Composing without finding cultural resonance, pouring energy into a dayjob, unsupported by institutions and on his own – though incomplete, this thumbnail sketch makes Berlioz sound like a proto-American, even a Downtowner, a first draft for Charles Ives. More than any other 19th-century figure (although Mozart in Vienna was somewhat in the same boat, and the Swedish Franz Berwald worked as a glasses manufacturer, Ives-like), Berlioz faced the artistic conditions that we American composers face. We see him with a shock of self-recognition that we don’t get from Brahms, Mendelssohn, Mahler. It makes me wonder if more than just Berlioz’s wild music and wonderful sense of rhythmic surprise were involved in my early fascination for him.
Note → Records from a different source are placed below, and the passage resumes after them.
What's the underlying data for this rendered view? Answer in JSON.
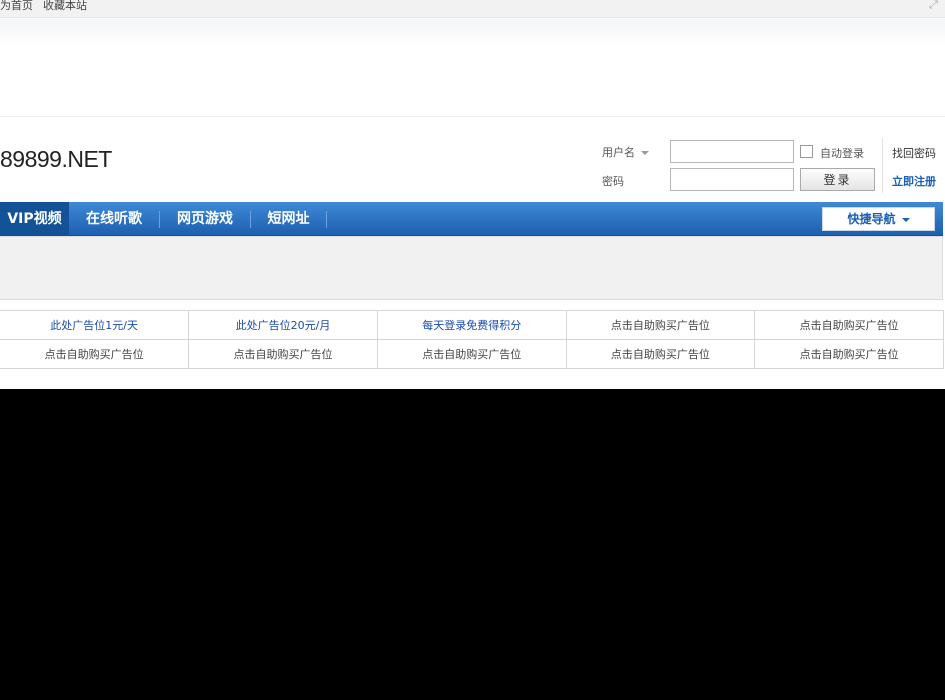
{
  "topbar": {
    "home_link": "为首页",
    "bookmark_link": "收藏本站"
  },
  "logo": {
    "text": "89899.NET"
  },
  "login": {
    "username_label": "用户名",
    "password_label": "密码",
    "username_value": "",
    "password_value": "",
    "auto_login_label": "自动登录",
    "login_button": "登录",
    "forgot_password": "找回密码",
    "register": "立即注册"
  },
  "nav": {
    "items": [
      {
        "label": "VIP视频"
      },
      {
        "label": "在线听歌"
      },
      {
        "label": "网页游戏"
      },
      {
        "label": "短网址"
      }
    ],
    "quick_nav": "快捷导航"
  },
  "ads": {
    "row1": [
      "此处广告位1元/天",
      "此处广告位20元/月",
      "每天登录免费得积分",
      "点击自助购买广告位",
      "点击自助购买广告位"
    ],
    "row2": [
      "点击自助购买广告位",
      "点击自助购买广告位",
      "点击自助购买广告位",
      "点击自助购买广告位",
      "点击自助购买广告位"
    ]
  },
  "colors": {
    "nav_blue": "#2a6fc4",
    "link_blue": "#1a5fb4"
  }
}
I devoured his Memoires and collected all his recordings years before it ever occurred to me to become, like Berlioz, a critic.